The Canadian Press has created a static locator map of the area where the ORNGE helicopter went down this morning.
A paramedic who died alongside three other colleagues in a helicopter crash in northern Ontario perished doing the work he was called to do, his father said Friday.
John Snowball said his son, Chris, had his sights set on a career as a medical aid from the time he was a teen.
His 19-year career came to a tragic end on Friday when the Ornge air ambulance helicopter he was flying in crashed in a remote area.
Capt. Don Filliter of Skead, Ont., First Officer Jacques Dupuy of Otterburn-Park, Que. and fellow paramedic Dustin Dagenais of Moose Factory, Ont. were also killed in the crash, which took place while the crew was en route to pick up a patient in the fly-in community of Attawapiskat.
John Snowball said the family is struggling to come to terms with the loss, which is dredging up unfamiliar emotions.
“His brother, I’ve never seen him cry in my life, even when he got a spanking as a kid,” Snowball said from his son’s home in Burlington, Ont. “He cried today.”
John Snowball said Chris had studied to become a paramedic immediately after graduating high school.
He spent more than a decade working near Cape Breton, N.S., before returning to Ontario for the sake of his family, his father said.
Chris had long aspired to work for Ornge, the provincial air ambulance service, despite the storm of scandal that has engulfed the agency in recent months.
He was pleased to land a series of three-month contracts, but was recently delighted to learn he would be beginning a year-long post in Thunder Bay, Ont., John Snowball said. That new assignment was set to begin within a week, he added.

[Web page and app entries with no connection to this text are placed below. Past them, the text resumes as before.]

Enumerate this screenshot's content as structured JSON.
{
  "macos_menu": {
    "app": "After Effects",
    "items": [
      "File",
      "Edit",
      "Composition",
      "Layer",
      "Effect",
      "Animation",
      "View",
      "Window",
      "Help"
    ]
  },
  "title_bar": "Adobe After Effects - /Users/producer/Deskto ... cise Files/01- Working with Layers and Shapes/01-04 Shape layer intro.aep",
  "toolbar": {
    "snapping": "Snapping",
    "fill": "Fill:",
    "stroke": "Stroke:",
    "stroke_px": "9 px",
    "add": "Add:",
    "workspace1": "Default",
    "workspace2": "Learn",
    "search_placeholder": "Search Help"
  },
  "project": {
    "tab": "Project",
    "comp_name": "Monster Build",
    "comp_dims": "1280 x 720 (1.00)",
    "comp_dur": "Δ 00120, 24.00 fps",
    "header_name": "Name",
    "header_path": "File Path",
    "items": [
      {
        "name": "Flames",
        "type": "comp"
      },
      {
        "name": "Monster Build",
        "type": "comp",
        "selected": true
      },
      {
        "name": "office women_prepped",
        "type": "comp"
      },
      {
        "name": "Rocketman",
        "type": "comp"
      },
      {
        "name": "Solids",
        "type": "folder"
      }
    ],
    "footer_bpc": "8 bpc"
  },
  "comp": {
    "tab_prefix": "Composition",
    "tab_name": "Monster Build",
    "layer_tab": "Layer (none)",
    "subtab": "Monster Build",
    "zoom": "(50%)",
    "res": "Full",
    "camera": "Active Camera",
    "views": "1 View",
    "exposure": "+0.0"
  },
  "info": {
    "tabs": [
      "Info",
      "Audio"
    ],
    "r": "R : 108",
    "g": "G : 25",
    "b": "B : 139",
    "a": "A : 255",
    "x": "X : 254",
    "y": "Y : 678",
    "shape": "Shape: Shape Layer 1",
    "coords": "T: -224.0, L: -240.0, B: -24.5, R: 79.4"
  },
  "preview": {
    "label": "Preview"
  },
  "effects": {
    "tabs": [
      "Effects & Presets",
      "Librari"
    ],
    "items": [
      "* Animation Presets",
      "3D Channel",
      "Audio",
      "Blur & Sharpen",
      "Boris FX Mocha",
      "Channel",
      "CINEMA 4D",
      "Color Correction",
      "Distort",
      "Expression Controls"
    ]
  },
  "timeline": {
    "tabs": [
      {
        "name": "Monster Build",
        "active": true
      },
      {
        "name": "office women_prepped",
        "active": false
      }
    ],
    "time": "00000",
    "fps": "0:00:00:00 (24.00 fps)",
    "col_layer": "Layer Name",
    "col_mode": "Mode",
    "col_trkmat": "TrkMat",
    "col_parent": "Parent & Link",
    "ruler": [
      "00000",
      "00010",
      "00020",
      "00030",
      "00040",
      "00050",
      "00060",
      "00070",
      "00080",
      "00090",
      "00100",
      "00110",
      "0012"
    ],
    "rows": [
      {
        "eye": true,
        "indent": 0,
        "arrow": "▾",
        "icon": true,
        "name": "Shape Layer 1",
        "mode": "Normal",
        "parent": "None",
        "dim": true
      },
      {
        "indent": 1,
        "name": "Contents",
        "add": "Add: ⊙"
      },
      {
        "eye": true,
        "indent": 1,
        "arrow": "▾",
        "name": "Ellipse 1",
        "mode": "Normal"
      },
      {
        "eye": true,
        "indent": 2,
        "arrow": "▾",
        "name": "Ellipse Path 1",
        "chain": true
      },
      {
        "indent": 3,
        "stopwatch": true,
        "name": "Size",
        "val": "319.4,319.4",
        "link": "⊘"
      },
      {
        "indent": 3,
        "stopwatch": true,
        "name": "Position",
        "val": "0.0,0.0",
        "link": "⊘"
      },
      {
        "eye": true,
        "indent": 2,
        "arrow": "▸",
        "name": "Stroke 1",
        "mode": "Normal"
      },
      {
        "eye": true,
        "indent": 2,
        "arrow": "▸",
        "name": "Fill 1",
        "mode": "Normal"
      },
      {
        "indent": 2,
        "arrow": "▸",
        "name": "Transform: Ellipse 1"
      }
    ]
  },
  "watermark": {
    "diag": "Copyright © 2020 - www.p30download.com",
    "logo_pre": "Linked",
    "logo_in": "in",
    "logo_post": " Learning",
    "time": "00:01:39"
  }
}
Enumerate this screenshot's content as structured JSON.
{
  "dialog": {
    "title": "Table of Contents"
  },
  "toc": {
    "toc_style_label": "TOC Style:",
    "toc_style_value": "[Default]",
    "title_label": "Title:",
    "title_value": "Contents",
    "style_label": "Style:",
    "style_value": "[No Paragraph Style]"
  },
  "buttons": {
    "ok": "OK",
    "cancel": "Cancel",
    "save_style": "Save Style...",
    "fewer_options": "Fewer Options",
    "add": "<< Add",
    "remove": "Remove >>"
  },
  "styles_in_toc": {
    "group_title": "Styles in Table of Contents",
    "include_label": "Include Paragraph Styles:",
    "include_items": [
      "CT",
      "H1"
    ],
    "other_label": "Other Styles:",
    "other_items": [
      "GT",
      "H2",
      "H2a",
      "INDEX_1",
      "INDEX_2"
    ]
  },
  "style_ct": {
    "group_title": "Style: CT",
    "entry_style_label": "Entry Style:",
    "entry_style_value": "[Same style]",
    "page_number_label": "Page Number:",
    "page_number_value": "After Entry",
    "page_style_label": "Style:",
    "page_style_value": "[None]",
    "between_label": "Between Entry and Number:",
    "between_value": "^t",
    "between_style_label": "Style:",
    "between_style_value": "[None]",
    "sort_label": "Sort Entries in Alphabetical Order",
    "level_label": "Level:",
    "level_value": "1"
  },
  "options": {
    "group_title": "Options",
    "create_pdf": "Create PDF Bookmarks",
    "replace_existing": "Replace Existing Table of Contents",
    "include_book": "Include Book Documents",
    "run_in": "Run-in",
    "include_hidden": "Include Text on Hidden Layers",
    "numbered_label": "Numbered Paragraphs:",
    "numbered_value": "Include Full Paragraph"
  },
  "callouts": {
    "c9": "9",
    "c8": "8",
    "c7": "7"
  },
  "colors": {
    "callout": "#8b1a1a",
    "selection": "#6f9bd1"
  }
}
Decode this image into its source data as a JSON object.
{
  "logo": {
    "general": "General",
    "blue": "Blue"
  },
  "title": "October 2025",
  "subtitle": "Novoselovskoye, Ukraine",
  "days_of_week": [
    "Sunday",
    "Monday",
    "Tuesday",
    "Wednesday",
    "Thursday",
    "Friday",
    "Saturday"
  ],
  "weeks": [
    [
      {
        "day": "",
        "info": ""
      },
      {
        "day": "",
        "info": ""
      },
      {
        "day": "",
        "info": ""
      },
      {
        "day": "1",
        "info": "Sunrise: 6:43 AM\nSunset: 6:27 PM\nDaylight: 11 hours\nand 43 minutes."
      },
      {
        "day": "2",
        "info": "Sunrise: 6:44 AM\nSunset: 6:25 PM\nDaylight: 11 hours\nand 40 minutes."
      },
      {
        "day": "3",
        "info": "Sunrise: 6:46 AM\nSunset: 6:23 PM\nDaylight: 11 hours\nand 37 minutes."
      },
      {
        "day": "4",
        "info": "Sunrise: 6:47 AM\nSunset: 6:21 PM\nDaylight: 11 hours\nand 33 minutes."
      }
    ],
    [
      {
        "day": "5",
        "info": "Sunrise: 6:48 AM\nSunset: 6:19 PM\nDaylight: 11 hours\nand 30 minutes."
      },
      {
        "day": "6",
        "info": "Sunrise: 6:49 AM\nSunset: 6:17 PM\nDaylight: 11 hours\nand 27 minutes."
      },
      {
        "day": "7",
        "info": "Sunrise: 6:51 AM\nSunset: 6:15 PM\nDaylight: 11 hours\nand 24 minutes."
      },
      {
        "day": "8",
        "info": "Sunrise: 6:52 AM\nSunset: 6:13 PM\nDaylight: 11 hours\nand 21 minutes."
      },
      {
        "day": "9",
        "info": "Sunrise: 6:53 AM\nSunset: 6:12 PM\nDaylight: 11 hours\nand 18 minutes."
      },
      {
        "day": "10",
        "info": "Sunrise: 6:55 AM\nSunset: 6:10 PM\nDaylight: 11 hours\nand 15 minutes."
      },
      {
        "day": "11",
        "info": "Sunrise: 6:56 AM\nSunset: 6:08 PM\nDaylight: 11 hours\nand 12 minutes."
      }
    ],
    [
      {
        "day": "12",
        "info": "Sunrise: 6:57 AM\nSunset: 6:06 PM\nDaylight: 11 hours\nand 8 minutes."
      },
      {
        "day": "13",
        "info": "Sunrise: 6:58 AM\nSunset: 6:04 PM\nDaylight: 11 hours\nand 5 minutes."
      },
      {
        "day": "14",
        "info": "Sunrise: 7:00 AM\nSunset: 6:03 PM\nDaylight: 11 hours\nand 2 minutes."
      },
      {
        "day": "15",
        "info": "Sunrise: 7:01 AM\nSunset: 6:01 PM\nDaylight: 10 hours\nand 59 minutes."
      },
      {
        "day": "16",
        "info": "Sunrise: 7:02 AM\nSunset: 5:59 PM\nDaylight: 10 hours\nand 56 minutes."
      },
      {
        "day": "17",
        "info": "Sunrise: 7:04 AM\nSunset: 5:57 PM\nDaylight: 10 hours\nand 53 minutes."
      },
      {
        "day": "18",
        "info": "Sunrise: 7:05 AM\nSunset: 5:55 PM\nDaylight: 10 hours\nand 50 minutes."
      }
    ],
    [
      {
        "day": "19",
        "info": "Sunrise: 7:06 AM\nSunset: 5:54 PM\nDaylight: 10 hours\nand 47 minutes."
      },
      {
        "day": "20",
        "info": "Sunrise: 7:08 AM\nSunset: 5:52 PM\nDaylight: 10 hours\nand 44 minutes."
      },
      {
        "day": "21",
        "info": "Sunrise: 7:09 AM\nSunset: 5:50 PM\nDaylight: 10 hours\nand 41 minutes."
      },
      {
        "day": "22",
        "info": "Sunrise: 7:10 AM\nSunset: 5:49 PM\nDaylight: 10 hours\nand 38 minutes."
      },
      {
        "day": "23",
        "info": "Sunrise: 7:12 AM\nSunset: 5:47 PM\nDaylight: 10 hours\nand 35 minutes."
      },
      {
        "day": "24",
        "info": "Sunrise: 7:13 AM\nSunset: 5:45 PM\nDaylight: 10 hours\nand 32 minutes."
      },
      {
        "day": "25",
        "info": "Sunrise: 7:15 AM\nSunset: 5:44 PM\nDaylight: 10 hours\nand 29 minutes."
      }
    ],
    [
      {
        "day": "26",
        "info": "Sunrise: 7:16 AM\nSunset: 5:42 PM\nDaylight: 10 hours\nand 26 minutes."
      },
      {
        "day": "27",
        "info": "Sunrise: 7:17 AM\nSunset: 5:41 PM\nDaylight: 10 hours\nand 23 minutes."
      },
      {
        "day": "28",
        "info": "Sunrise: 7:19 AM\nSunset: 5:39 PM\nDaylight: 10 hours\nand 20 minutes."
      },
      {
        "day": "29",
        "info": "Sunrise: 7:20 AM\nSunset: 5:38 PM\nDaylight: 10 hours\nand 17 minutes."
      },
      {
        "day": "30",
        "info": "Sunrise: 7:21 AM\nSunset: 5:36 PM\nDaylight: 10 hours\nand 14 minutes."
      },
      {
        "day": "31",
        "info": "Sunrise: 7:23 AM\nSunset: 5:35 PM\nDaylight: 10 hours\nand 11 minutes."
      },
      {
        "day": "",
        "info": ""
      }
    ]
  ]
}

Being a paramedic seemed a natural choice for a man who always felt compelled to help others, he said.
“He was the kind of guy that, if he saw someone on the side of the road, would stop and identify himself as a paramedic. He just always wanted to help out,” John Snowball said. “In my eyes, he’s a hero.”
Chris Snowball is survived by his wife and three children.
Ornge announced the Transportation Safety Board was en route to the scene of the crash to investigate what brought down the helicopter.
“Each and every member of the Ornge team is deeply saddened by this tragic incident,” Ornge Chief Operating Officer Rob Giguere said at a news conference. Our hearts go out to the families and friends of those who lost their lives.“
Giguere said the Sikorsky S76 helicopter, built 33 years ago, made a “normal departure” before it went down on relatively flat terrain amid good visibility despite light rain.
Giguere said both pilots were veteran fliers, noting Filliter was known for his ability to pilot helicopters in northern Ontario.
“The captain is well known in the helicopter world, an extremely well experienced captain who has operated out of Moosonee and has been an EMS pilot for some time.”
Giguere said Ornge has six S76 helicopters in its fleet and has grounded two of them “out of an abundance of caution.”
Ontario Premier Kathleen Wynne expressed condolences to the families of the four deceased.
“You know there really are few words to express how sad we all are that this has happened,” she said in Sarnia, Ont.
Greg Rickford, Conservative MP for Kenora, Ont., made a tearful statement in the House of Commons today about the Ornge crash.
“I ask all members to join me in paying tribute to this tragic loss of these four lives and those who take such particular risks to ensure the health and safety of all Canadians across this immense country,” said Rickford, who worked as a nurse and a lawyer in First Nations communities in northwest Ontario.
“We share their loss, our hearts are with the family (and) friends.”
— With files from Will Campbell.
MOOSONEE, Ont. — Ontario’s air ambulance service has released the names of four staff members killed this morning after one of its helicopters crashed in a remote area of northern Ontario.
They are Capt. Don Filliter of Skead, Ont., First Officer Jacques Dupuy, of Otterburn-Park, Que., paramedic Dustin Dagenais, of Moose Factory, Ont., and paramedic Chris Snowball, of Burlington, Ont.
All four died when the Ornge air ambulance service helicopter crashed after takeoff near Moosonee. No patients were on board.
The air ambulance service said the Sikorsky S76 helicopter left its base in Moosonee en route to Attawapiskat at about midnight and contact was lost with the aircraft shortly after takeoff.
Provincial police in North Bay said they called in military rescue crews, who parachuted down to the “very remote bush area” where the chopper went down.
It wasn’t immediately clear what caused the crash. The Transportation Safety Board is sending a team of investigators to the scene.